brew cask reinstall https://raw.githubusercontent.com/caskroom/homebrew-cask/2c625cbfbd167829b6e607106fbcbac636ac2eb7/Casks/phpstorm.rb

Switch Homebrew all formulas to older version

Sometimes you just won’t be able install latest version of any program and need some older (e.g. PHP 5.6.1 won’t work and you need install at least 5.6.0 and getting your work done). As you know all brew formulas are GIT repos, you can swith to older version easly:

cd /usr/local/Homebrew/Library/Taps/homebrew

There are homebrew-cask, homebrew-core and homebrew-services dirs:

cd homebrew-core
git log --pretty="%h - %s" -10
71b2069 - Update to PHP 5.5.18
b8aeb54 - Use homebrew's openssl for IMAP
f0d721a - php56: improve phpdbg logic
0dc3f1c - Update to PHP 5.6.1
908fedd - Update to Blitz 0.8.12
4801697 - Updates formula for WP CLI  to version 0.17.0
00560f3 - Upgrade php*-swoole to 1.7.5
8cbd369 - Updated PHP_CodeSniffer
a81eba6 - update pecl_http to 2.1.2
6a88856 - Add HEAD url for composer

Then just switch

git checkout 908fedd

And then run brew install php56 and older version PHP will be installed.

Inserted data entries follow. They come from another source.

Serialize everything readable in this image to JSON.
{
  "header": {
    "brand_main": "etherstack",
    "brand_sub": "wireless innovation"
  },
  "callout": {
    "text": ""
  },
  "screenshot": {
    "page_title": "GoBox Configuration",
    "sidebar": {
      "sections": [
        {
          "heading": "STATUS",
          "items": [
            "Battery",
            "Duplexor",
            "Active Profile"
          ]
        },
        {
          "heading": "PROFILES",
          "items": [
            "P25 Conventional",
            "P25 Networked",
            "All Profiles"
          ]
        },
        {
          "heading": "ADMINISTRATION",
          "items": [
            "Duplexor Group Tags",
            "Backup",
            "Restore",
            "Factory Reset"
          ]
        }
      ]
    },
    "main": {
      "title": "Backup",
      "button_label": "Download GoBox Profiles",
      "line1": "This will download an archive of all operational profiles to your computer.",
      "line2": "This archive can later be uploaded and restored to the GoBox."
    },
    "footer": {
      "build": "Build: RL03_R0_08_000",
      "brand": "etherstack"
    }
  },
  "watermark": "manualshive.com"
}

Procedure can be used for any formulas.

Reset everything back

PS: you can always reset everything back to normal with follow command

brew update-reset


Backup mongo indexes

There is really short and briliant script for create backup of indexes queries. This code iterate over all collections and create backup of createIndex() queries.

print(`// Backup indexes of : ${db.getName()} : database`);
print(`use ${db.getName()};`);

db.getCollectionNames().forEach(function (collection) {
    indexes = db.getCollection(collection).getIndexes().forEach(function (index) {
        if (index.name === '_id_') return; // skip defalut _id indexes
        const keys = tojsononeline(index.key);
        delete index.id; delete index.key; delete index.v; delete index.ns;
        print(`db.${collection}.createIndex(${keys}, ${tojsononeline(index)});`);

You can save this backup code to file and run int directly with mongoshell command:

mongo --quiet mongodb://localhost:27017/mydb ./backup.indexes.js > myindexes.js

Example output:

db.users.createIndex({"settings" : 1}, {"name" : "settingsIndex", "background" : true});
db.users.createIndex({"name" : 1}, {"name" : "nameIndex", "background" : true});
db.users.createIndex({"email" : 1}, {"name" : "emailIndex", "background" : true});


Install mongo on macOS

First you need tap official mongo brew:

brew tap mongodb/brew

Then just install mongo with:

 brew install mongodb-community

There is one tool which people often want to install on its own, and that’s the MongoDB shell.

brew install mongodb-community-shell

You can also install only database tools for managing mongo database:

brew install mongodb-database-tools

Starting mongo

brew services start mongodb-community

or stop

brew services stop mongodb-community